Statement on Diversity and Inclusion from the New Mexico Humanities Council
1 Jul 2020
“Seeking to understand who we are, who we were, and who we aspire to be.” This statement is more than a pithy tagline for the New Mexico Humanities Council; we actively seek to provide New Mexicans with opportunities to cultivate mutual understanding and respect through its programming and grants.
Over the past weeks and months, our nation has experienced tremendous upheaval, particularly in response to the persistence of individual, institutional, structural, and systemic racism in our society. In the interest of addressing these social barriers, the New Mexico Humanities Council pledges to continue to develop, nurture, and fund programs and grant partnerships that use the tools of history, ethics, literature, and the examination of the arts to bridge gaps of culture, knowledge, and experience between New Mexicans. Our aim is to help each of us determine who we aspire to be both as individuals and members of larger communities. By helping to build these bridges of understanding and respect, we hope to play our part in working towards a more just society.
In the past year, we partnered with representatives from diverse communities to amplify the many voices and perspectives that make up New Mexican society. Some examples of this collaborative work include:
- 400 Years (1619-2019): Knowing our African American Past and Creating our Future, an art exhibit and discussion program that brought together artists and community members to discuss the resiliency of the African American community in the wake of the 400th anniversary of the arrival of ships carrying enslaved Africans to America (with the New Mexico African American Artists Guild).
- Bright Spaces, Welcome Places, a community-created art exhibit and public programs celebrating lesbian, gay, bisexual, transgender, nonbinary, and queer resiliency and health (with Fierce Pride).
- A concert and post-performance discussion led by the members of the Pakaraguian Kulintang Ensemble, which preserves the ancient Filipino musical tradition of kulintang (with the Filipino American Community Council).

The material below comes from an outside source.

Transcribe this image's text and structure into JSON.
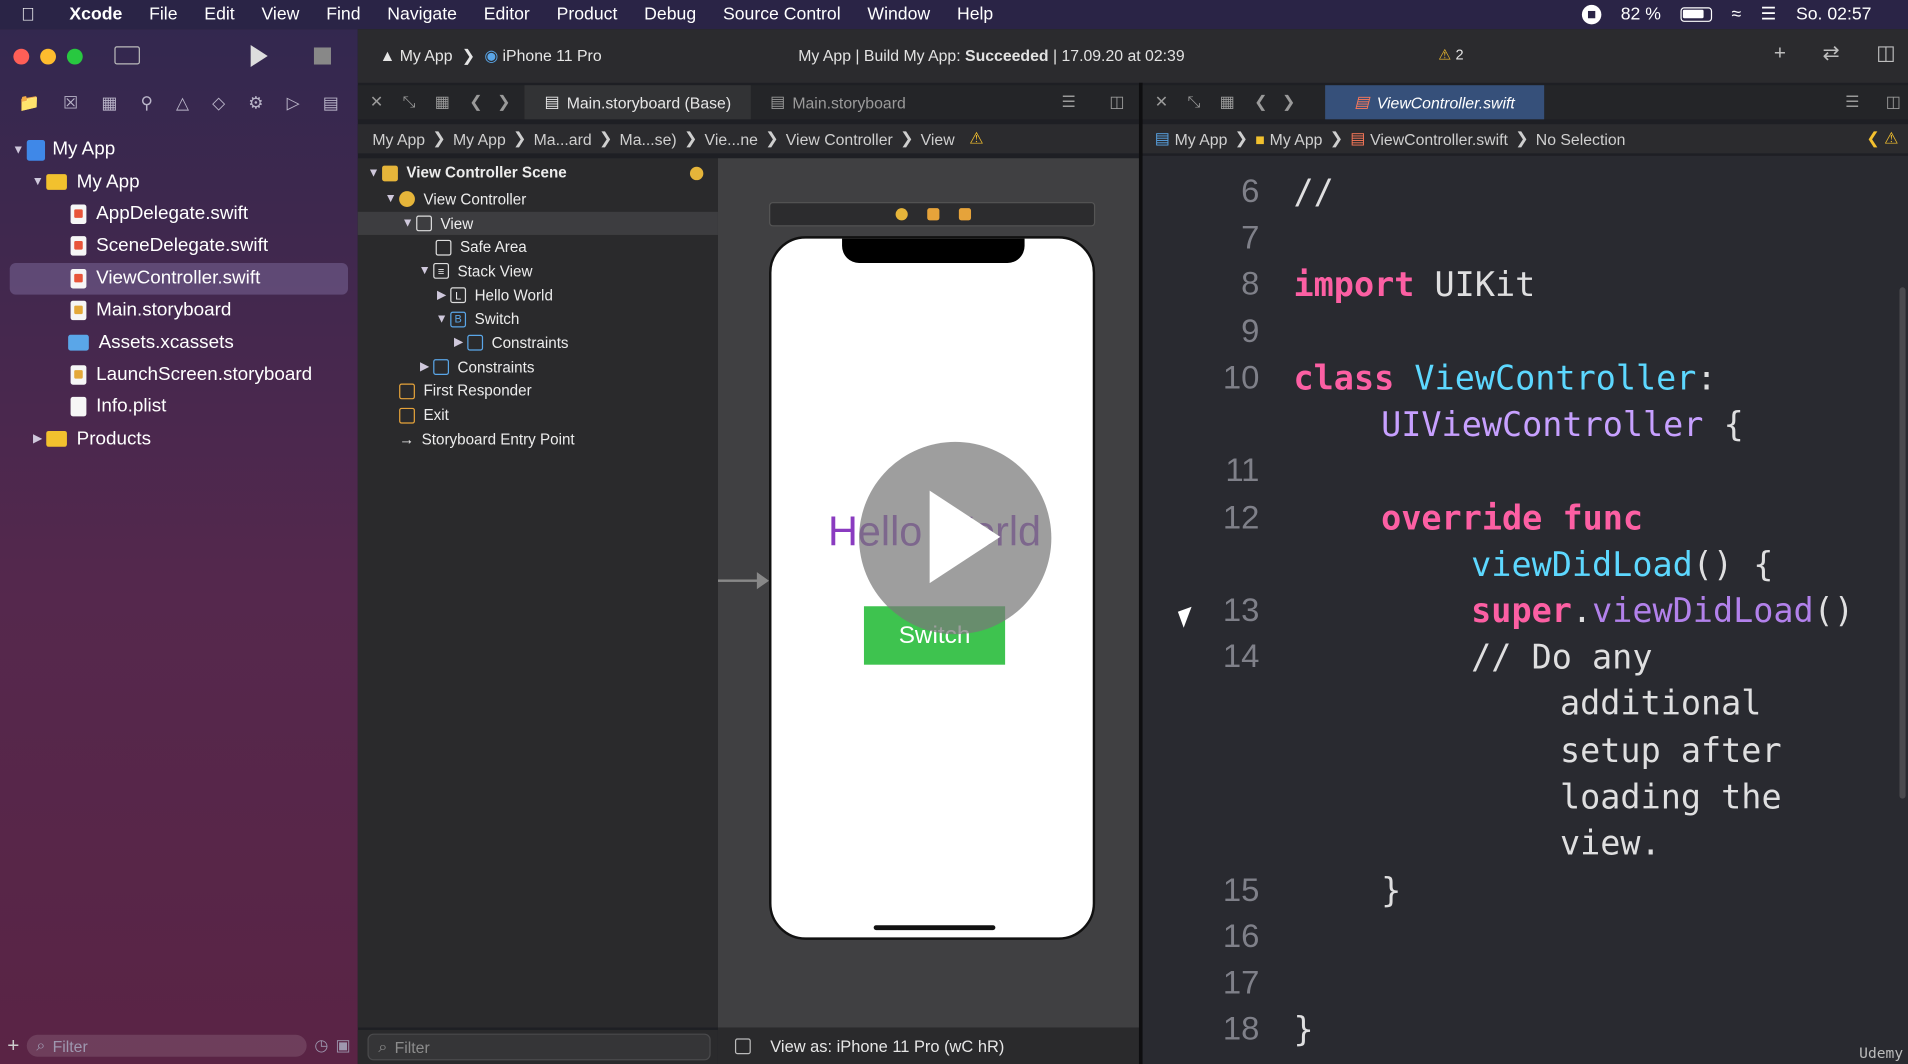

While we are proud of the work we have done, the current moment demands reflection on what more we can do. In addition to continuing the cultivation of community partnerships alongside our funders and collaborators, the New Mexico Humanities Council is committed to creating and supporting opportunities and spaces for dialogue and expression. Please join us as a donor, partner, scholar, or engaged citizen in the important and meaningful work of building a better New Mexico. Don’t hesitate to contact Brandon Johnson (email@example.com; 505-633-7376) to talk about how you’d like to be involved. We look forward to hearing from you!